Expert says huntsman spiders crawl over your face at night - but you don't know it.

What a huntsmen does at night will have you sleeping under the pillow.

A spider expert has revealed some spine-tingling habits of one of our most common house guests.

Australian Reptile Park ranger Michael Tate spoke to presenters John Stanley and Garry Linnell on their 2UE radio show about the not-so deadly beasts.

Tate said by the time a person reaches their mid 30s several huntsman spiders will have crawled over their face.

“By the time you’re 35 years old, and if you’re living in Sydney, several huntsmen will have walked across your face during your sleep,” he said.

“Huntsmen can walk across you and you wouldn’t know.”


The ranger said the spiders appreciate the benefits of a full and bushy brow.

“It’s very likely that someone may have had prey caught on their face by a huntsman. Bushy eyebrows are the perfect hunting ground for a spider,” he said.

Watch out, Cara.


Tate was sure to remind listeners that huntsmen could also be a very useful guest to have around the home.


“If you can cope with them, they are actually an asset in your home, and beneficial for taking care of the environment,”  he said.

They don’t pick towels up off the bathroom floor but eating mosquitoes makes a nice second best.

Here are some other great (terrifying) features of the huntsman spider!

The cling reflex

Huntsman spiders are known to “cling” if picked up – this makes them difficult to shake off and more prone to biting.

Not afraid to bite 

Huntsman spiders are likely to bite if their threat display is ignored.


Jumping enthusiasts 

The species is known for its excellent jumping abilities.
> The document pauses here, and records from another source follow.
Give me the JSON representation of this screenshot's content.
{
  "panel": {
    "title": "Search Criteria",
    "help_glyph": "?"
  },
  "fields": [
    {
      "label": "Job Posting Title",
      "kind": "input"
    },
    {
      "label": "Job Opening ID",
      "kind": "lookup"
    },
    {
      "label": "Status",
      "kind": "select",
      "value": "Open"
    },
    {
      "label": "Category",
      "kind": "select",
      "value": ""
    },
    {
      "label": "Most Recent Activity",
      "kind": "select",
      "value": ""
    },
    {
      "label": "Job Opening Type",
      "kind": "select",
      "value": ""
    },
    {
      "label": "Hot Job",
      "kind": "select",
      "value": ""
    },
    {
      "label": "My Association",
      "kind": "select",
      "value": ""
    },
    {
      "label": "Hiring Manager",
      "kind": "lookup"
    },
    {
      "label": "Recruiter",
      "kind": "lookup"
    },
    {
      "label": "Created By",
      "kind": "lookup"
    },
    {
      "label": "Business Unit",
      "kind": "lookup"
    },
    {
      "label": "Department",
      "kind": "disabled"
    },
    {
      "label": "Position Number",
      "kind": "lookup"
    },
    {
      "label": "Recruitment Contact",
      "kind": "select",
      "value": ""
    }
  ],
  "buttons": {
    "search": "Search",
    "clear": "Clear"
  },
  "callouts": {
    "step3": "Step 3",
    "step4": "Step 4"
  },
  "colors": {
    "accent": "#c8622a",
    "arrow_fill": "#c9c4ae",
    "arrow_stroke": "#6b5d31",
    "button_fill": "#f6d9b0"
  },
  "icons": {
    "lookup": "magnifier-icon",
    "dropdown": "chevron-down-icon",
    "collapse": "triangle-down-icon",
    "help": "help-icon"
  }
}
Eeeugh.

Quick little buggers

Huntsman spiders are incredibly fast – especially on car windshields.

Sweet dreams!